    A nucleus, however, is always at the mercy of the electrons surrounding it. These electrons also have their own magnetic fields Be. So protons can't readily absorb this magical photon of frequency f in the constant magnetic field B. Rather, we have to adjust the magnetic field B such that it cancels the electrons' magnetic field Be. This is called nuclear magnetic resonance.

    Now if we measure the exact energy needed to flip a proton, then we get information about a nucleus' surrounding electron distribution. This electron distribution, in turn, represents the molecular structure of matter.

    This is how magnetic resonance imaging, MRI, works. A person is placed in an MRI scanner, which is in fact a large solenoid that produces a magnetic field B. The MRI scanner has a gradient, meaning that the magnetic field varies according to position, such that the nuclear magnetic resonance will vary with position too. The molecular structure of human tissue can then be imaged in high detail.

    The main MRI signal comes from fat and water, since these compounds are highest in protons. Therefore, MRIs can be performed to map out soft tissue, as opposed to x-rays which map hard tissue. Amongst other various medical uses, this technique is highly used to trace out cancerous tumors in the brain and plan complicated and life-saving surgeries.

    Physics saves the day again.

  • Space Exploration

    The Expansion of the Universe

    Remember absorption spectra? We said we could use it identify what a star was made out of, or even a planet's atmosphere. We weren't lying, but that's only the beginning of it.

    Let's go back to the Doppler Effect in our study of sound waves13. The siren of a police car moving towards us has a higher pitch. As the car moves away, the pitch drops. When a sound pitch "drops," the frequency decreases. That makes sense. The police car is moving away from us, so the sound waves have to travel a little more distance to reach our ears. Their wavelength increases.

    The same thing happens with objects that give off light. In the 1920's, an astronomer named Edwin Hubble studied distant galaxies and analyzed their light. He came to the remarkable conclusion that their absorption spectrum was shifted to longer wavelengths, and that the exact shift depended on the exact distance to the galaxy. Longer wavelengths means redder colors. This phenomenon is called redshift.

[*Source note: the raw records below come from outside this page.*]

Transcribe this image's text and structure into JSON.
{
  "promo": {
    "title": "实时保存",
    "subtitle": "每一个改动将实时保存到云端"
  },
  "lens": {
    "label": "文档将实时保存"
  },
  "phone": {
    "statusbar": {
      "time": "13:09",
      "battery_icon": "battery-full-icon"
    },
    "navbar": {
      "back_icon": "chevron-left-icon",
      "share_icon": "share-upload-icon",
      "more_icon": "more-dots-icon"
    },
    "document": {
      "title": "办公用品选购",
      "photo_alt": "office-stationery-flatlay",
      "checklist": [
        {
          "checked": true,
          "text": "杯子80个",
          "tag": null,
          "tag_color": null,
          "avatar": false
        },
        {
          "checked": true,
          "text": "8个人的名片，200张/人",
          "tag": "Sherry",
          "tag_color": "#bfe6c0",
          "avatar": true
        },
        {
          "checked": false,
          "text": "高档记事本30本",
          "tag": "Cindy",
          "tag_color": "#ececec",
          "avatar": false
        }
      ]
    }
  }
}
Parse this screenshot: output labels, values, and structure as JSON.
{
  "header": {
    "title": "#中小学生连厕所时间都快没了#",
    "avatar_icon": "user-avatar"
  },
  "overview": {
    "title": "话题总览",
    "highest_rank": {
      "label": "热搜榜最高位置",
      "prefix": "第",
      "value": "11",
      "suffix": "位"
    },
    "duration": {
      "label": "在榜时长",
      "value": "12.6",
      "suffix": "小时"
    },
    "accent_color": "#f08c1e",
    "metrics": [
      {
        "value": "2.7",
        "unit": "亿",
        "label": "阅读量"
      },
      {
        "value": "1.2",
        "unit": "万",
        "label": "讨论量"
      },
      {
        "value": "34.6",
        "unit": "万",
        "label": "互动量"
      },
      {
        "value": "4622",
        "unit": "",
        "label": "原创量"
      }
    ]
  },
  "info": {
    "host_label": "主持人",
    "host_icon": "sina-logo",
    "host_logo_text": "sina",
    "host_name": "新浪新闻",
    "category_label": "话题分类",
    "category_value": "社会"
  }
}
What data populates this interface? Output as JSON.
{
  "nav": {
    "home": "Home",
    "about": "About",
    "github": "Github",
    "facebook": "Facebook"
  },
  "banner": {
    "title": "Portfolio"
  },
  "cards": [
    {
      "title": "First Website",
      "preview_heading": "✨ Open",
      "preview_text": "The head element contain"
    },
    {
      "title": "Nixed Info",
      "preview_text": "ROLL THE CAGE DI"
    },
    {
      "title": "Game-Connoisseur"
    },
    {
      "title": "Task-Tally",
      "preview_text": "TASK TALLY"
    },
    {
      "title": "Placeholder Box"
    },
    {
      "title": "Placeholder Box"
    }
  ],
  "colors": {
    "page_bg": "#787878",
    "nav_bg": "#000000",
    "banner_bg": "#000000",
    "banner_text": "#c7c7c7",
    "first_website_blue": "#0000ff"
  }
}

    If light from galaxies is redshifted, then they are moving away from us at velocities v proportional to their distance d from Earth. With math, Hubble wrote the Hubble law: v = Hod, where Hois the Hubble constant. Its exact value varies from 15 to 30 kilometers per second per million light years.

    If the universe is expanding, then there was a point in the distant past when it was a lot smaller. The Hubble Law hints at the fact that all galaxies originated from the same place. This is where the idea of the Big Bang comes from. The universe could've been created with a huge explosion– an explosion so powerful that we're still observing its (accelerating) effects.